━━━ Supplied material

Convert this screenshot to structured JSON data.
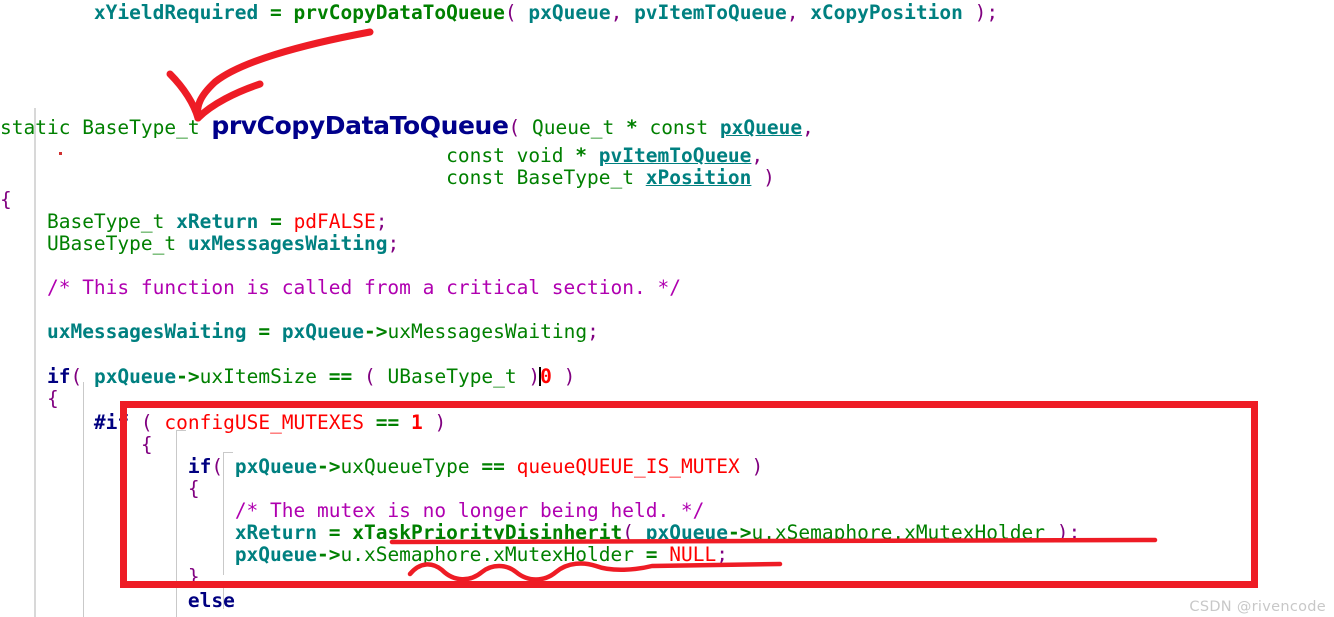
{
  "editor": {
    "language": "c",
    "watermark": "CSDN @rivencode",
    "caret_line": "if( pxQueue->uxItemSize == ( UBaseType_t ) 0 )",
    "colors": {
      "background": "#ffffff",
      "keyword": "#000080",
      "type": "#008000",
      "variable": "#008080",
      "punctuation": "#800080",
      "macro": "#ff0000",
      "comment": "#b000b0",
      "annotation_red": "#ee1c25",
      "gutter": "#d8d8d8",
      "watermark": "#c8c8c8"
    },
    "lines": [
      {
        "id": "call-site",
        "text": "        xYieldRequired = prvCopyDataToQueue( pxQueue, pvItemToQueue, xCopyPosition );"
      },
      {
        "id": "signature-1",
        "text": "static BaseType_t prvCopyDataToQueue( Queue_t * const pxQueue,"
      },
      {
        "id": "signature-2",
        "text": "                                      const void * pvItemToQueue,"
      },
      {
        "id": "signature-3",
        "text": "                                      const BaseType_t xPosition )"
      },
      {
        "id": "open-brace",
        "text": "{"
      },
      {
        "id": "decl-xreturn",
        "text": "    BaseType_t xReturn = pdFALSE;"
      },
      {
        "id": "decl-uxmsgs",
        "text": "    UBaseType_t uxMessagesWaiting;"
      },
      {
        "id": "comment-crit",
        "text": "    /* This function is called from a critical section. */"
      },
      {
        "id": "assign-uxmsgs",
        "text": "    uxMessagesWaiting = pxQueue->uxMessagesWaiting;"
      },
      {
        "id": "if-itemsize",
        "text": "    if( pxQueue->uxItemSize == ( UBaseType_t ) 0 )"
      },
      {
        "id": "brace-if",
        "text": "    {"
      },
      {
        "id": "pp-if-mutexes",
        "text": "        #if ( configUSE_MUTEXES == 1 )"
      },
      {
        "id": "brace-pp",
        "text": "        {"
      },
      {
        "id": "if-queuetype",
        "text": "            if( pxQueue->uxQueueType == queueQUEUE_IS_MUTEX )"
      },
      {
        "id": "brace-inner",
        "text": "            {"
      },
      {
        "id": "comment-mutex",
        "text": "                /* The mutex is no longer being held. */"
      },
      {
        "id": "call-disinherit",
        "text": "                xReturn = xTaskPriorityDisinherit( pxQueue->u.xSemaphore.xMutexHolder );"
      },
      {
        "id": "assign-null",
        "text": "                pxQueue->u.xSemaphore.xMutexHolder = NULL;"
      },
      {
        "id": "brace-close",
        "text": "            }"
      },
      {
        "id": "else-kw",
        "text": "            else"
      }
    ],
    "tokens": {
      "static": "static",
      "const": "const",
      "void": "void",
      "basetype": "BaseType_t",
      "ubasetype": "UBaseType_t",
      "queue_t": "Queue_t",
      "if": "if",
      "else": "else",
      "pp_if": "#if",
      "fn_def_name": "prvCopyDataToQueue",
      "fn_call_name": "prvCopyDataToQueue",
      "fn_disinherit": "xTaskPriorityDisinherit",
      "pdfalse": "pdFALSE",
      "null": "NULL",
      "config_use_mutexes": "configUSE_MUTEXES",
      "queue_is_mutex": "queueQUEUE_IS_MUTEX",
      "zero": "0",
      "one": "1"
    }
  },
  "annotations": {
    "arrow": {
      "type": "curved-arrow",
      "label": "arrow from call site to definition",
      "color": "#ee1c25"
    },
    "box": {
      "type": "rectangle",
      "label": "highlight box around configUSE_MUTEXES block",
      "color": "#ee1c25"
    },
    "underline_straight": {
      "type": "straight-underline",
      "label": "underline under xTaskPriorityDisinherit call",
      "color": "#ee1c25"
    },
    "underline_wavy": {
      "type": "wavy-underline",
      "label": "wavy underline under xMutexHolder assignment",
      "color": "#ee1c25"
    }
  }
}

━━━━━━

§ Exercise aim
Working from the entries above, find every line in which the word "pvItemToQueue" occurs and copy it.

§ Answer box
        "text": "        xYieldRequired = prvCopyDataToQueue( pxQueue, pvItemToQueue, xCopyPosition );"
        "text": "                                      const void * pvItemToQueue,"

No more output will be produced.